ASSIGNMENT:
What follows is a set of entries. Give them again exactly, without the pictures.
======== AVAILABLE DATA
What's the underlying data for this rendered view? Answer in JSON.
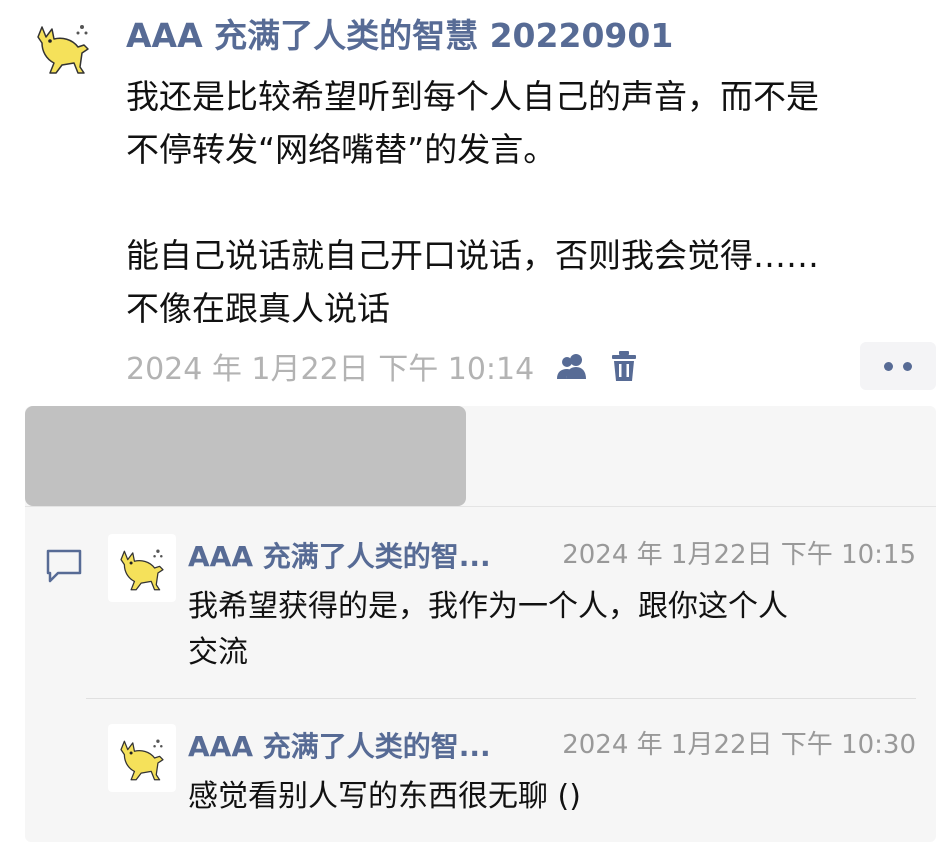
{
  "post": {
    "author": "AAA 充满了人类的智慧 20220901",
    "avatar_icon": "yellow-cat-icon",
    "lines": [
      "我还是比较希望听到每个人自己的声音，而不是",
      "不停转发“网络嘴替”的发言。",
      "",
      "能自己说话就自己开口说话，否则我会觉得……",
      "不像在跟真人说话"
    ],
    "timestamp": "2024 年 1月22日 下午 10:14",
    "privacy_icon": "friends-icon",
    "delete_icon": "trash-icon",
    "more_icon": "more-dots-icon"
  },
  "comments": [
    {
      "author": "AAA 充满了人类的智...",
      "time": "2024 年 1月22日 下午 10:15",
      "lines": [
        "我希望获得的是，我作为一个人，跟你这个人",
        "交流"
      ]
    },
    {
      "author": "AAA 充满了人类的智...",
      "time": "2024 年 1月22日 下午 10:30",
      "lines": [
        "感觉看别人写的东西很无聊 ()"
      ]
    }
  ],
  "colors": {
    "name": "#576b95",
    "timestamp": "#b3b3b3",
    "panel": "#f6f6f6",
    "likes_redacted": "#c1c1c1",
    "avatar_yellow": "#f5e15a"
  }
}
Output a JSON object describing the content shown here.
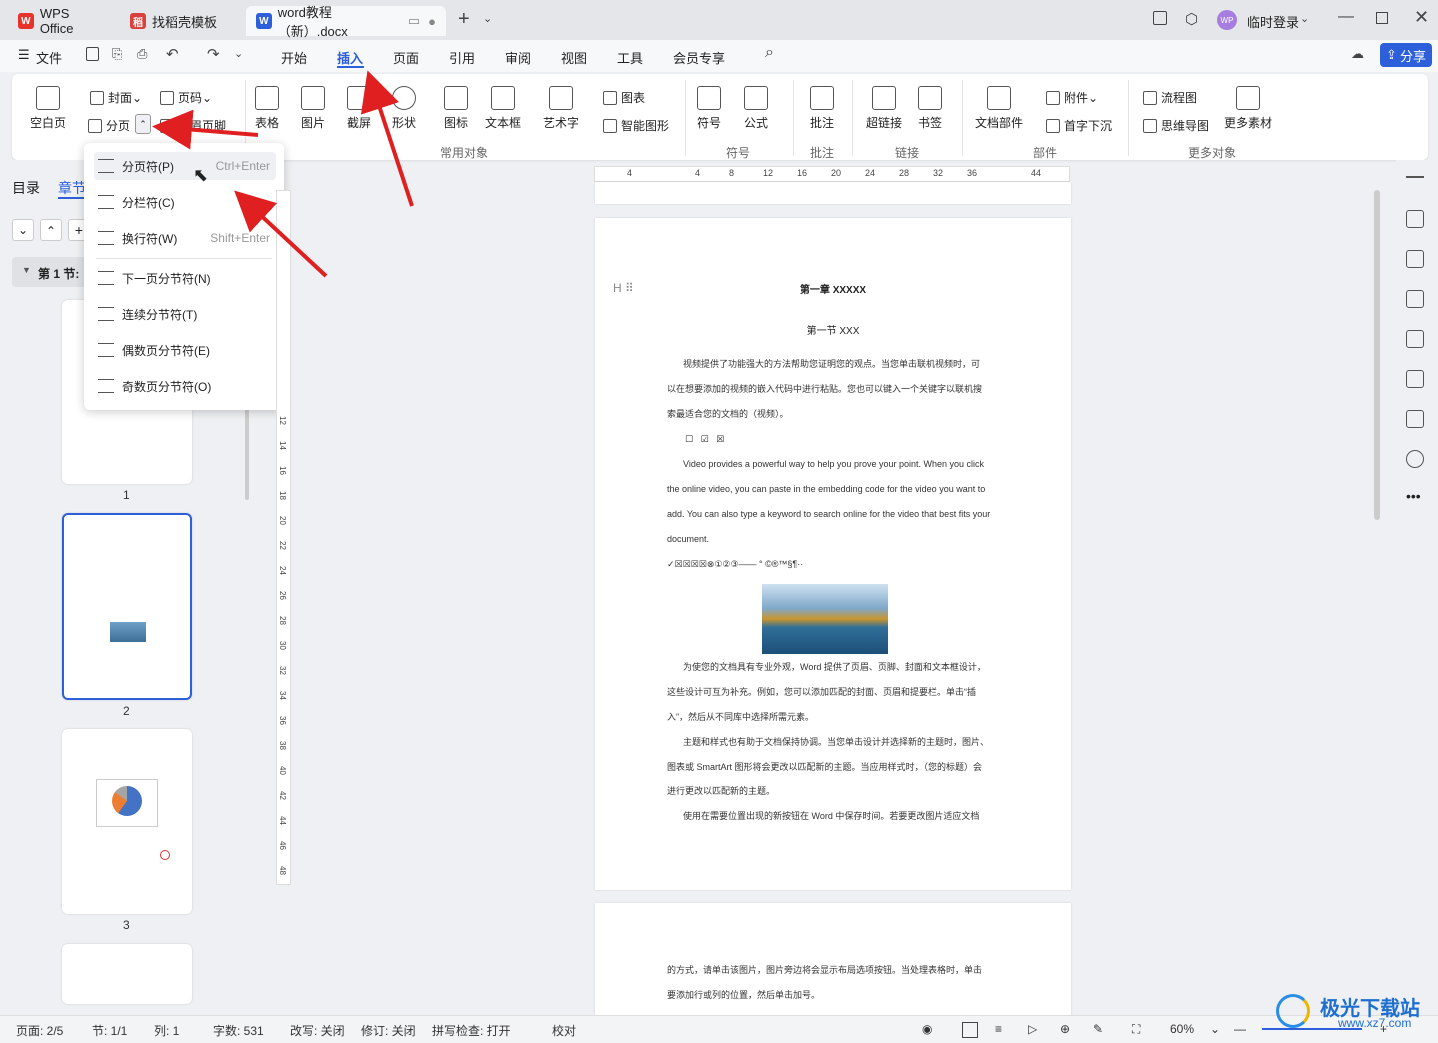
{
  "tabs": [
    {
      "label": "WPS Office",
      "icon": "wps-icon"
    },
    {
      "label": "找稻壳模板",
      "icon": "daoke-icon"
    },
    {
      "label": "word教程（新）.docx",
      "icon": "word-doc-icon"
    }
  ],
  "user": {
    "avatar": "WP",
    "login": "临时登录"
  },
  "menu": {
    "file": "文件",
    "items": [
      "开始",
      "插入",
      "页面",
      "引用",
      "审阅",
      "视图",
      "工具",
      "会员专享"
    ],
    "active": "插入",
    "share": "分享"
  },
  "ribbon": {
    "blank_page": "空白页",
    "cover": "封面",
    "page_break": "分页",
    "page_num": "页码",
    "header_footer": "页眉页脚",
    "table": "表格",
    "picture": "图片",
    "screenshot": "截屏",
    "shape": "形状",
    "icon": "图标",
    "textbox": "文本框",
    "art_text": "艺术字",
    "chart": "图表",
    "smart_shape": "智能图形",
    "symbol": "符号",
    "formula": "公式",
    "comment": "批注",
    "hyperlink": "超链接",
    "bookmark": "书签",
    "doc_parts": "文档部件",
    "attachment": "附件",
    "drop_cap": "首字下沉",
    "flowchart": "流程图",
    "mindmap": "思维导图",
    "more_material": "更多素材",
    "groups": {
      "common": "常用对象",
      "symbol": "符号",
      "comment": "批注",
      "link": "链接",
      "parts": "部件",
      "more": "更多对象"
    }
  },
  "dropdown": [
    {
      "label": "分页符(P)",
      "shortcut": "Ctrl+Enter"
    },
    {
      "label": "分栏符(C)",
      "shortcut": ""
    },
    {
      "label": "换行符(W)",
      "shortcut": "Shift+Enter"
    },
    {
      "label": "下一页分节符(N)",
      "shortcut": ""
    },
    {
      "label": "连续分节符(T)",
      "shortcut": ""
    },
    {
      "label": "偶数页分节符(E)",
      "shortcut": ""
    },
    {
      "label": "奇数页分节符(O)",
      "shortcut": ""
    }
  ],
  "nav": {
    "toc": "目录",
    "chapter": "章节",
    "section": "第 1 节:",
    "pages": [
      "1",
      "2",
      "3"
    ]
  },
  "ruler": {
    "h": [
      "4",
      "4",
      "8",
      "12",
      "16",
      "20",
      "24",
      "28",
      "32",
      "36",
      "44"
    ],
    "v": [
      "12",
      "14",
      "16",
      "18",
      "20",
      "22",
      "24",
      "26",
      "28",
      "30",
      "32",
      "34",
      "36",
      "38",
      "40",
      "42",
      "44",
      "46",
      "48"
    ]
  },
  "doc": {
    "chapter": "第一章 XXXXX",
    "section": "第一节 XXX",
    "p1a": "视频提供了功能强大的方法帮助您证明您的观点。当您单击联机视频时，可",
    "p1b": "以在想要添加的视频的嵌入代码中进行粘贴。您也可以键入一个关键字以联机搜",
    "p1c": "索最适合您的文档的（视频）。",
    "en1": "Video provides a powerful way to help you prove your point. When you click",
    "en2": "the online video, you can paste in the embedding code for the video you want to",
    "en3": "add. You can also type a keyword to search online for the video that best fits your",
    "en4": "document.",
    "symbols": "✓☒☒☒☒⊗①②③——  ° ©®™§¶··",
    "p2a": "为使您的文档具有专业外观，Word 提供了页眉、页脚、封面和文本框设计，",
    "p2b": "这些设计可互为补充。例如，您可以添加匹配的封面、页眉和提要栏。单击“插",
    "p2c": "入”，然后从不同库中选择所需元素。",
    "p3a": "主题和样式也有助于文档保持协调。当您单击设计并选择新的主题时，图片、",
    "p3b": "图表或 SmartArt 图形将会更改以匹配新的主题。当应用样式时，（您的标题）会",
    "p3c": "进行更改以匹配新的主题。",
    "p4": "使用在需要位置出现的新按钮在 Word 中保存时间。若要更改图片适应文档",
    "pg2a": "的方式，请单击该图片，图片旁边将会显示布局选项按钮。当处理表格时，单击",
    "pg2b": "要添加行或列的位置，然后单击加号。"
  },
  "status": {
    "page": "页面: 2/5",
    "section": "节: 1/1",
    "col": "列: 1",
    "words": "字数: 531",
    "rev_mode": "改写: 关闭",
    "track": "修订: 关闭",
    "spell": "拼写检查: 打开",
    "proof": "校对",
    "zoom": "60%"
  },
  "watermark": {
    "name": "极光下载站",
    "url": "www.xz7.com"
  },
  "colors": {
    "accent": "#2c5fd9",
    "arrow": "#e02020",
    "wps_red": "#e8332a"
  }
}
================
EXERCISE RESPONSE:
What's the underlying data for this rendered view? Answer in JSON.
{
  "post": {
    "author": "AAA 充满了人类的智慧 20220901",
    "avatar_icon": "yellow-cat-icon",
    "lines": [
      "我还是比较希望听到每个人自己的声音，而不是",
      "不停转发“网络嘴替”的发言。",
      "",
      "能自己说话就自己开口说话，否则我会觉得……",
      "不像在跟真人说话"
    ],
    "timestamp": "2024 年 1月22日 下午 10:14",
    "privacy_icon": "friends-icon",
    "delete_icon": "trash-icon",
    "more_icon": "more-dots-icon"
  },
  "comments": [
    {
      "author": "AAA 充满了人类的智...",
      "time": "2024 年 1月22日 下午 10:15",
      "lines": [
        "我希望获得的是，我作为一个人，跟你这个人",
        "交流"
      ]
    },
    {
      "author": "AAA 充满了人类的智...",
      "time": "2024 年 1月22日 下午 10:30",
      "lines": [
        "感觉看别人写的东西很无聊 ()"
      ]
    }
  ],
  "colors": {
    "name": "#576b95",
    "timestamp": "#b3b3b3",
    "panel": "#f6f6f6",
    "likes_redacted": "#c1c1c1",
    "avatar_yellow": "#f5e15a"
  }
}
Output a JSON object describing the content shown here.
{
  "tabs": [
    {
      "label": "WPS Office",
      "icon": "wps-icon"
    },
    {
      "label": "找稻壳模板",
      "icon": "daoke-icon"
    },
    {
      "label": "word教程（新）.docx",
      "icon": "word-doc-icon"
    }
  ],
  "user": {
    "avatar": "WP",
    "login": "临时登录"
  },
  "menu": {
    "file": "文件",
    "items": [
      "开始",
      "插入",
      "页面",
      "引用",
      "审阅",
      "视图",
      "工具",
      "会员专享"
    ],
    "active": "插入",
    "share": "分享"
  },
  "ribbon": {
    "blank_page": "空白页",
    "cover": "封面",
    "page_break": "分页",
    "page_num": "页码",
    "header_footer": "页眉页脚",
    "table": "表格",
    "picture": "图片",
    "screenshot": "截屏",
    "shape": "形状",
    "icon": "图标",
    "textbox": "文本框",
    "art_text": "艺术字",
    "chart": "图表",
    "smart_shape": "智能图形",
    "symbol": "符号",
    "formula": "公式",
    "comment": "批注",
    "hyperlink": "超链接",
    "bookmark": "书签",
    "doc_parts": "文档部件",
    "attachment": "附件",
    "drop_cap": "首字下沉",
    "flowchart": "流程图",
    "mindmap": "思维导图",
    "more_material": "更多素材",
    "groups": {
      "common": "常用对象",
      "symbol": "符号",
      "comment": "批注",
      "link": "链接",
      "parts": "部件",
      "more": "更多对象"
    }
  },
  "dropdown": [
    {
      "label": "分页符(P)",
      "shortcut": "Ctrl+Enter"
    },
    {
      "label": "分栏符(C)",
      "shortcut": ""
    },
    {
      "label": "换行符(W)",
      "shortcut": "Shift+Enter"
    },
    {
      "label": "下一页分节符(N)",
      "shortcut": ""
    },
    {
      "label": "连续分节符(T)",
      "shortcut": ""
    },
    {
      "label": "偶数页分节符(E)",
      "shortcut": ""
    },
    {
      "label": "奇数页分节符(O)",
      "shortcut": ""
    }
  ],
  "nav": {
    "toc": "目录",
    "chapter": "章节",
    "section": "第 1 节:",
    "pages": [
      "1",
      "2",
      "3"
    ]
  },
  "ruler": {
    "h": [
      "4",
      "4",
      "8",
      "12",
      "16",
      "20",
      "24",
      "28",
      "32",
      "36",
      "44"
    ],
    "v": [
      "12",
      "14",
      "16",
      "18",
      "20",
      "22",
      "24",
      "26",
      "28",
      "30",
      "32",
      "34",
      "36",
      "38",
      "40",
      "42",
      "44",
      "46",
      "48"
    ]
  },
  "doc": {
    "chapter": "第一章 XXXXX",
    "section": "第一节 XXX",
    "p1a": "视频提供了功能强大的方法帮助您证明您的观点。当您单击联机视频时，可",
    "p1b": "以在想要添加的视频的嵌入代码中进行粘贴。您也可以键入一个关键字以联机搜",
    "p1c": "索最适合您的文档的（视频）。",
    "en1": "Video provides a powerful way to help you prove your point. When you click",
    "en2": "the online video, you can paste in the embedding code for the video you want to",
    "en3": "add. You can also type a keyword to search online for the video that best fits your",
    "en4": "document.",
    "symbols": "✓☒☒☒☒⊗①②③——  ° ©®™§¶··",
    "p2a": "为使您的文档具有专业外观，Word 提供了页眉、页脚、封面和文本框设计，",
    "p2b": "这些设计可互为补充。例如，您可以添加匹配的封面、页眉和提要栏。单击“插",
    "p2c": "入”，然后从不同库中选择所需元素。",
    "p3a": "主题和样式也有助于文档保持协调。当您单击设计并选择新的主题时，图片、",
    "p3b": "图表或 SmartArt 图形将会更改以匹配新的主题。当应用样式时，（您的标题）会",
    "p3c": "进行更改以匹配新的主题。",
    "p4": "使用在需要位置出现的新按钮在 Word 中保存时间。若要更改图片适应文档",
    "pg2a": "的方式，请单击该图片，图片旁边将会显示布局选项按钮。当处理表格时，单击",
    "pg2b": "要添加行或列的位置，然后单击加号。"
  },
  "status": {
    "page": "页面: 2/5",
    "section": "节: 1/1",
    "col": "列: 1",
    "words": "字数: 531",
    "rev_mode": "改写: 关闭",
    "track": "修订: 关闭",
    "spell": "拼写检查: 打开",
    "proof": "校对",
    "zoom": "60%"
  },
  "watermark": {
    "name": "极光下载站",
    "url": "www.xz7.com"
  },
  "colors": {
    "accent": "#2c5fd9",
    "arrow": "#e02020",
    "wps_red": "#e8332a"
  }
}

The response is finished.